We visited some of the most important mango growers in the Islands, and still I can feel the sea breezes blowing.  Some of the views reminded me of Tairona Island, Colombia, on the Pacific Ocean. In fact, I felt particularly at home with the coconut trees lining the coast.  Most of the agricultural areas now grow mangos where sugar cane once grew.  The use of land changed and new development started creating small complex farms.  No more than 10-acre plots are now used for farming, and the price of land is still very expensive.  Labor is the other problem on the island.  It is difficult to get people to the island to do the farming.

The Rapoza mango is one of the favorite choices for the small mango industry in Hawaii, because the red color and generous size of the fruit. Rapoza was selected by R. A. Hamilton, and J. H. a progeny of ‘Irwin’ seedling grown at the University of Hawaii's Poamoho Research Station in the mid-1970s. It produces large, attractive, excellent quality large red fruits weighing 25 to 35 ounces.  It is generally late bearing.  The fruit matures over a long period, mid-July to October.  It has good flavor, excellent disease resistance and good appearance.

 

Ah Ping, Gouveia, and Mapulehu, are the most common mangos in Hawaii.  However, Haden is still the dominant cultivar, as well as dominate backyard variety across the islands.   

October is late for mangos to be still hanging from the trees.  I had the opportunity to see local green mangos, mainly White Pirie, being sold in China town.  Leila showed me the house she used to live in when she was little, remembering the big ‘Haden’ tree in the backyard that her mom used to make jam. Still, at 92-years of age she asked her daughter to get some mangos for her, and keep some preserves to enjoy in times when they are not in season. 

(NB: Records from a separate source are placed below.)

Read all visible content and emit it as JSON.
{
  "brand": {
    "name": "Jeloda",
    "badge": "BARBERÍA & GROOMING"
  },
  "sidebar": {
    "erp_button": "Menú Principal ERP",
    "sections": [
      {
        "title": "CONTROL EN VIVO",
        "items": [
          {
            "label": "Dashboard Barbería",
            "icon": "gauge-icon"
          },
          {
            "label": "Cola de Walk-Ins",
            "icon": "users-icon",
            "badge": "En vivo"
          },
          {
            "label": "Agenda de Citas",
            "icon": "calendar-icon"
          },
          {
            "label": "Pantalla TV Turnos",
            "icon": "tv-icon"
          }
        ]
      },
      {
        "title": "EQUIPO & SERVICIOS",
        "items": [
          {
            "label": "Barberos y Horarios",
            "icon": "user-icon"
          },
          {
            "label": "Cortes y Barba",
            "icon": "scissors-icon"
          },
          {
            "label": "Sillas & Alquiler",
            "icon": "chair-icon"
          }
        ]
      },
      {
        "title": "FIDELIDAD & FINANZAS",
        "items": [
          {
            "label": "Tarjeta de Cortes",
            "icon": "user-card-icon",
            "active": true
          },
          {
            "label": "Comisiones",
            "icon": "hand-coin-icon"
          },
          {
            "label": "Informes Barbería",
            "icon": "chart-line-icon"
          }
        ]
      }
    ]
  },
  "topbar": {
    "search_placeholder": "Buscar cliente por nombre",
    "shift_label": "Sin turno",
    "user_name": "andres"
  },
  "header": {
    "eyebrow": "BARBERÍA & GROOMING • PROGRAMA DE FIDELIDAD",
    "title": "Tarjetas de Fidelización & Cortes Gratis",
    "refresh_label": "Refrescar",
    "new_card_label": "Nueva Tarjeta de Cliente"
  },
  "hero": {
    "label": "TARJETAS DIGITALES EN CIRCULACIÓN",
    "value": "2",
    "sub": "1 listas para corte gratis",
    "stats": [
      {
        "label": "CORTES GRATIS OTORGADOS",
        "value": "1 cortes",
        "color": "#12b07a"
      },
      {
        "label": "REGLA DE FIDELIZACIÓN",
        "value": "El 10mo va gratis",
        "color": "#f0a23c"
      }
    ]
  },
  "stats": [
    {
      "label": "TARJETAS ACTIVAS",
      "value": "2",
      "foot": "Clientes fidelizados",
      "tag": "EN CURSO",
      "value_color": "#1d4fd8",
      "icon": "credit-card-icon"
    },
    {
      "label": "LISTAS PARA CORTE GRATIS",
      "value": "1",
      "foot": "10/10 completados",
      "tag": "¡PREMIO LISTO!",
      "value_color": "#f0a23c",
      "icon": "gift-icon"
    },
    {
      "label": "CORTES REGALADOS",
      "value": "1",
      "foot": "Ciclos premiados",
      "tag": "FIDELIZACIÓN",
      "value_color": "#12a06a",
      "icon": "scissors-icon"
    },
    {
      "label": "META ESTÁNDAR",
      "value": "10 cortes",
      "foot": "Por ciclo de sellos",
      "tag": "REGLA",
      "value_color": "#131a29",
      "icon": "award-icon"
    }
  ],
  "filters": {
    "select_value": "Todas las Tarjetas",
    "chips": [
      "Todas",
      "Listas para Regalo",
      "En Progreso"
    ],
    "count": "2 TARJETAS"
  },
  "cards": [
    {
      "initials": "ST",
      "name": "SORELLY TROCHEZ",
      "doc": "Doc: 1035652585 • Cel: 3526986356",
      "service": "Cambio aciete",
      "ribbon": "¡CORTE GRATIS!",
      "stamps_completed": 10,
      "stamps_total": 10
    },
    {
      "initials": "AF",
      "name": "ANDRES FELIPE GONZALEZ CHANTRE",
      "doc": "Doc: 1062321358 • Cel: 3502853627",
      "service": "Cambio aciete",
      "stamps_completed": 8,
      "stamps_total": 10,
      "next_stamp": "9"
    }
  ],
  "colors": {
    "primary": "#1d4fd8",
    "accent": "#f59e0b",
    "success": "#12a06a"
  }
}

Strolling and driving through the lush 400 hundred acres of Ho’omaluhia Park, located in Kaneohe, Oahu, I was looking for the oldest mango tree on the island. This park was private land prior to it being a park and has been open to the public since 1982, and has many of the old trees. The exact date of the first introduction of mangos into Hawaii is not known. The first documented date of introduction appears to be 1824, when Captain Meek brought to Honolulu several small mango plants from Manila.  Many of these polyembrionic mangos were called “Manini”, or common mangos, and many still remain in some of the backyards on the different islands.  We asked for records at the Botanical Garden and found that 4 trees still remain at the garden, dating to the 1900’s. 

I was pleased to see that mango thrives so well in Hawaii.  Hawaii is a lovely place with contrast of people, culture and beauty. Mangos continue to be a favorite fruit in Hawaii, and they have to work with the climatic factors that often adversely affect mango production.  Mangos that are more susceptible to anthracnose can make the future for the suitable mango industry in Hawaii with the different microclimates on the island. 

Fairchild, Mallika, Nam Doc Mai, and Manzanillo are already growing in Hawaii and in demand. We shared some propagation experiences and I suggested some changes that may help them to improve their success.

 

 

So, aloha and thanks for your continuing support of our travels and quest to capture the Love of Mangos in lands from near and far. Follow up our expedtitions in the mango land:

 

Mangos of China

Mangos of South Africa

Mangos of Ecuador

Mangos of Peru

Mangos of the Philippines

Mangos of Thailand

Mangos of Japan

Mangos of India